Once again the canyon provided! The hike was one vista after another on a trail that dropped 1400 feet straight down. We marveled at the hikers coming up from Bright Angle Campground, 7 miles below. As we walked we took in the sights and talked about whether we would want to backpack this trail. Both of us agreed that we probably didn’t want to give up our comfortable bed in the camper.

Hiking down turned out to be quite easy and my knees felt great as we went. We passed our first hiking goal, Ooh Aah Point and descended on. At Cedar Ridge, we stopped and had a snack and used the bathroom provided there.

At 2.09 miles I started to get concerned. What if I turned around at Skeleton Point and found that my knees wouldn’t be strong enough to get me back up the three miles? I got a bit nervous and finally made the decision to turn around and start the climb out.
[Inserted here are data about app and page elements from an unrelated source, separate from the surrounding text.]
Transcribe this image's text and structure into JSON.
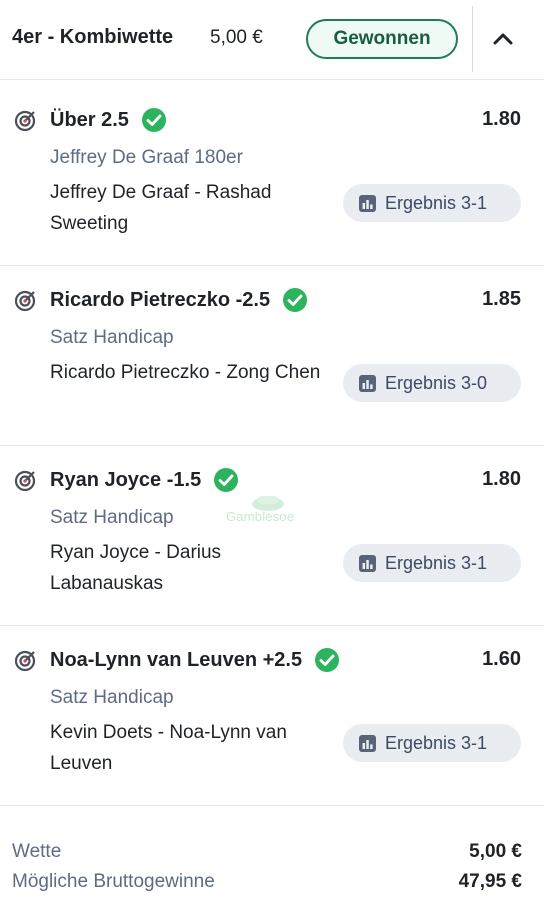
{
  "header": {
    "title": "4er - Kombiwette",
    "stake": "5,00 €",
    "status": "Gewonnen",
    "collapse_icon": "chevron-up-icon"
  },
  "legs": [
    {
      "selection": "Über 2.5",
      "odds": "1.80",
      "market": "Jeffrey De Graaf 180er",
      "event": "Jeffrey De Graaf - Rashad Sweeting",
      "result": "Ergebnis 3-1"
    },
    {
      "selection": "Ricardo Pietreczko -2.5",
      "odds": "1.85",
      "market": "Satz Handicap",
      "event": "Ricardo Pietreczko - Zong Chen",
      "result": "Ergebnis 3-0"
    },
    {
      "selection": "Ryan Joyce -1.5",
      "odds": "1.80",
      "market": "Satz Handicap",
      "event": "Ryan Joyce - Darius Labanauskas",
      "result": "Ergebnis 3-1"
    },
    {
      "selection": "Noa-Lynn van Leuven +2.5",
      "odds": "1.60",
      "market": "Satz Handicap",
      "event": "Kevin Doets - Noa-Lynn van Leuven",
      "result": "Ergebnis 3-1"
    }
  ],
  "footer": {
    "stake_label": "Wette",
    "stake_value": "5,00 €",
    "payout_label": "Mögliche Bruttogewinne",
    "payout_value": "47,95 €"
  },
  "watermark": "Gamblesoe",
  "colors": {
    "won_green": "#1e7d55",
    "check_green": "#2db35d",
    "muted_text": "#5e6b85",
    "result_chip": "#e9ecf1"
  }
}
Linda was great about my decision and she turned around with me. Hiking out was hard, but it turned out to be something that my knees allowed me to do. It was like being on a stair stepper for an hour and a half. I move slowly and steadily trying to make sure each leg was used about the same.  We hit the trailhead at about 11:20 AM and celebrated by having lunch overlooking the canyon.